He joined the Yankees coaching staff in 1969. After that season, the Cardinals offered him a chance to join Jack Buck on their broadcasting team, replacing Harry Caray. Howard had broadcast high school football games in 1969 for a New York television station.
Howard, however, thought he had a good chance to eventually replace Ralph Houk as Yankees manager, so he opted to remain a coach rather than take the Cardinals’ historic offer.
Jim Woods, who had been on the Pirates broadcast team with Bob Prince, replaced Caray in St. Louis. It wasn’t until two years later that Howard revealed the Cardinals’ offer.
“Yankee coach Elston Howard said he was offered a job on the Cardinals play-by-play broadcast team after the 1969 season, but decided against it,” Neal Russo reported in the Feb. 27, 1971, edition of The Sporting News.
In the book “Elston and Me: The Story of the First Black Yankee” (2001, Missouri Press), authors Arlene Howard (Elston’s widow) and Ralph Wimbish write, “Someone from the Cardinals called and asked if he was interested in becoming a broadcaster … He (Howard) turned down an offer to work with Jack Buck doing St. Louis Cardinals games.”
Instead, Bill White, the former Cardinals first baseman and a friend of Howard, became the first black broadcaster of a big-league team, joining the Yankees crew in 1971.

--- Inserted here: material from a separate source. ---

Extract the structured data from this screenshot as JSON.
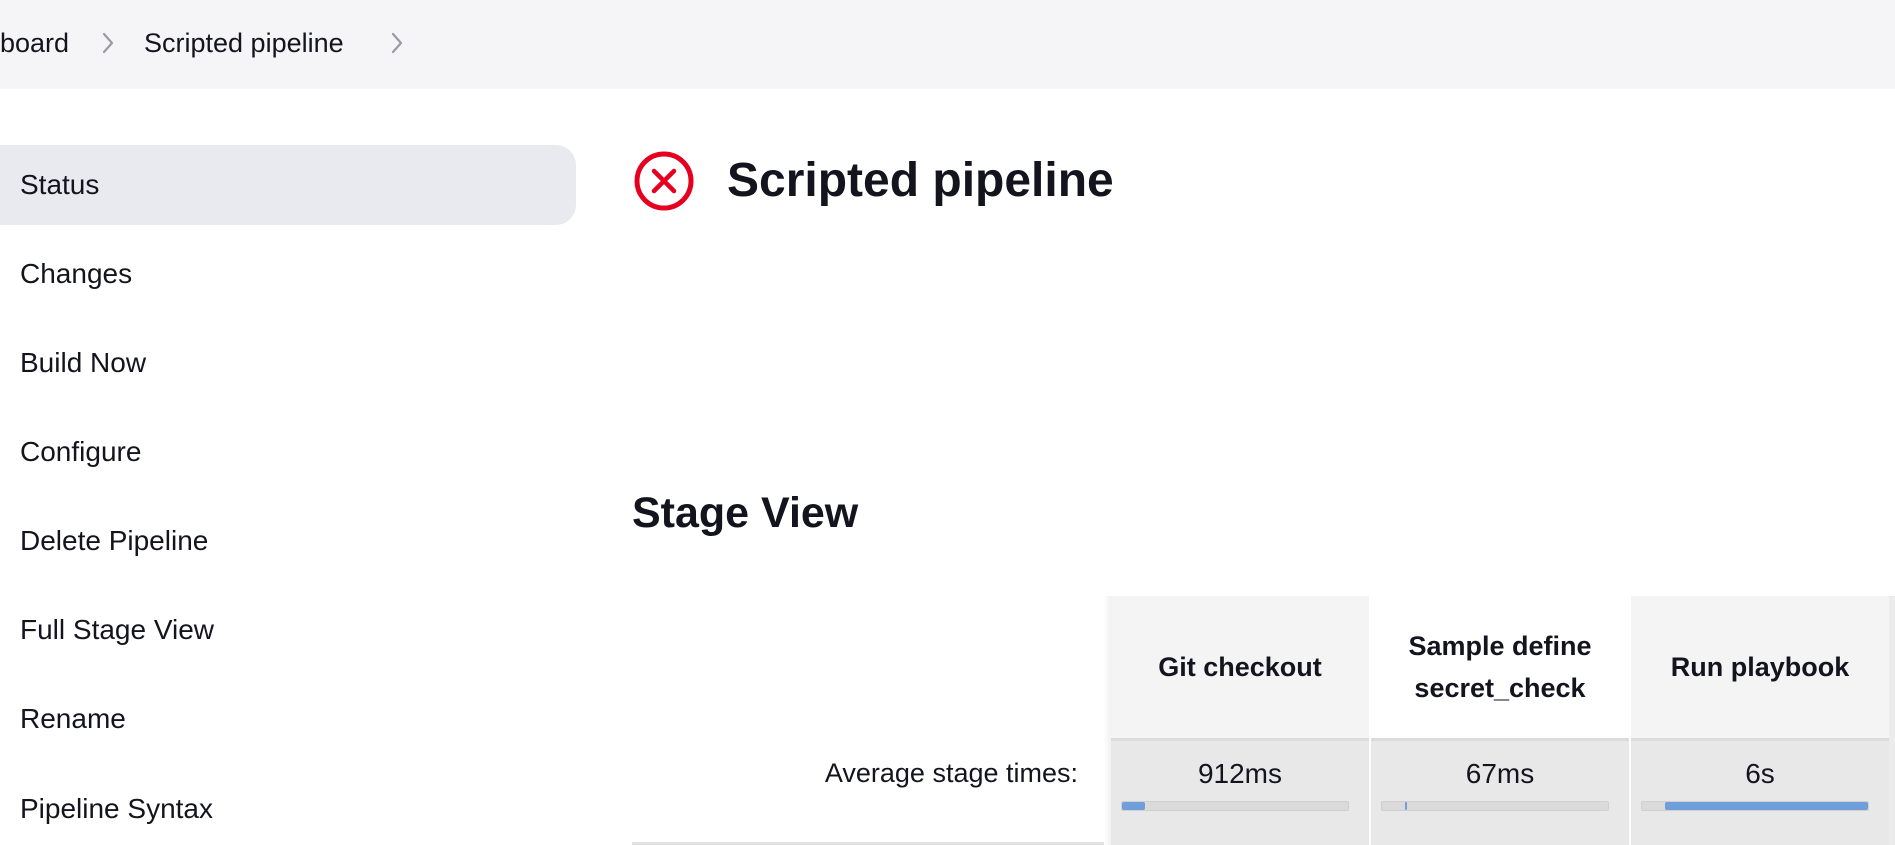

Howard remained a loyal, respected Yankees coach. When Houk stepped down as manager after the 1973 season, the Yankees bypassed Howard and hired former Cardinals outfielder Bill Virdon as manager for 1974.
In 1975, Frank Robinson became the first black big-league manager, with the Cleveland Indians.

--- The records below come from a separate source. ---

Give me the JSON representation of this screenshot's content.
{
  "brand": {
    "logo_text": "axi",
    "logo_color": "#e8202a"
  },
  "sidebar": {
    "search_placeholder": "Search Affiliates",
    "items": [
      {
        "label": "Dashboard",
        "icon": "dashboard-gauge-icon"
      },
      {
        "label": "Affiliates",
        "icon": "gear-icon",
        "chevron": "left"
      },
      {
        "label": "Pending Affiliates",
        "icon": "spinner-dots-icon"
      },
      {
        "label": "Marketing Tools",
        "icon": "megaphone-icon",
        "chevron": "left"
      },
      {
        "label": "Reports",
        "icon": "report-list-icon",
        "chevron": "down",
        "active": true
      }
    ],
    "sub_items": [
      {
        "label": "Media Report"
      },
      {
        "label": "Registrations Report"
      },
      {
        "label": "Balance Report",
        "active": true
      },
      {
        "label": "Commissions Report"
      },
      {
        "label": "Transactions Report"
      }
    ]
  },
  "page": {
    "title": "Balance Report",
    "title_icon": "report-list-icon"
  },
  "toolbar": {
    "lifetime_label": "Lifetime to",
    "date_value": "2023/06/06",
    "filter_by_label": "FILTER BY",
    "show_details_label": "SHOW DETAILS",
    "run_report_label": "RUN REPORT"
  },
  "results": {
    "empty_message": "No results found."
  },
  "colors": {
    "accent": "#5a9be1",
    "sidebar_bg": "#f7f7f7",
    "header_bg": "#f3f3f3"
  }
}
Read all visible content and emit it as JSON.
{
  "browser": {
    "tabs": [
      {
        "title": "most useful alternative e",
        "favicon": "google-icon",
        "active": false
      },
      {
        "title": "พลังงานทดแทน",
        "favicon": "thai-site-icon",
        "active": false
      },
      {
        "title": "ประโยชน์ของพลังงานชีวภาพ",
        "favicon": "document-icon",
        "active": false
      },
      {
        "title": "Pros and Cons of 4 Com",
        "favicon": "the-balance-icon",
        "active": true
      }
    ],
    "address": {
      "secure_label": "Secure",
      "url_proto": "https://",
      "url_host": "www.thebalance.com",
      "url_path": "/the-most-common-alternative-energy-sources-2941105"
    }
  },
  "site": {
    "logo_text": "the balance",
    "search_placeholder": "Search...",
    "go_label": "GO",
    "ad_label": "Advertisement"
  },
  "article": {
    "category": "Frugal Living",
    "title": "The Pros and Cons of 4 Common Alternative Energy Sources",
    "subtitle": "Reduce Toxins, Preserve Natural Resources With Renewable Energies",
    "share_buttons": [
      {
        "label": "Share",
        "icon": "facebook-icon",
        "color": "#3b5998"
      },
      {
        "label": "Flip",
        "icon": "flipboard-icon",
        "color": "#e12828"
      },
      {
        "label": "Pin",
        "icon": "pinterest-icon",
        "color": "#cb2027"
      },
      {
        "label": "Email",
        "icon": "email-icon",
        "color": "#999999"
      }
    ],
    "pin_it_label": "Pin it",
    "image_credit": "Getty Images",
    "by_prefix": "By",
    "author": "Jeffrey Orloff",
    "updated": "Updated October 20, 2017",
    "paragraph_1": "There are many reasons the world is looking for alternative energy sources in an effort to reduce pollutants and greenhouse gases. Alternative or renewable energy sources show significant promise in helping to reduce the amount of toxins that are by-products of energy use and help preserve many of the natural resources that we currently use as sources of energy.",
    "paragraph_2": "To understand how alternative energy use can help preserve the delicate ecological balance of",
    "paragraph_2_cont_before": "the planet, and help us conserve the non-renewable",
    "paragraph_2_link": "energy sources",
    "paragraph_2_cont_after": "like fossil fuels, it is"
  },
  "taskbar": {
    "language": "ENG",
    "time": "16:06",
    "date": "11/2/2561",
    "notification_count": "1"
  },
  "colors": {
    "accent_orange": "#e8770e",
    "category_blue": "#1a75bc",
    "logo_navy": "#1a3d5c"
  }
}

Howard had hoped, even expected, to begin his big-league playing career with his hometown Cardinals. He attended a tryout camp at St. Louis’ Sportsman’s Park and performed well, but the Cardinals never made an offer.
“The Cardinals once had Howard all set for signing,” The Sporting News reported in 1971, “but that was just before they began signing Negroes.”
Howard signed with the Yankees in 1950. When he made it to the big leagues with them in 1955 at 26, he was the first black Yankees player _ eight years after Jackie Robinson had broken the color barrier with the Brooklyn Dodgers and one year after the first black (Tom Alston) played for the Cardinals.
Howard played in 10 World Series (9 with the Yankees) and won the American League Most Valuable Player Award in 1963.
In 1980, he died at 51 of heart disease.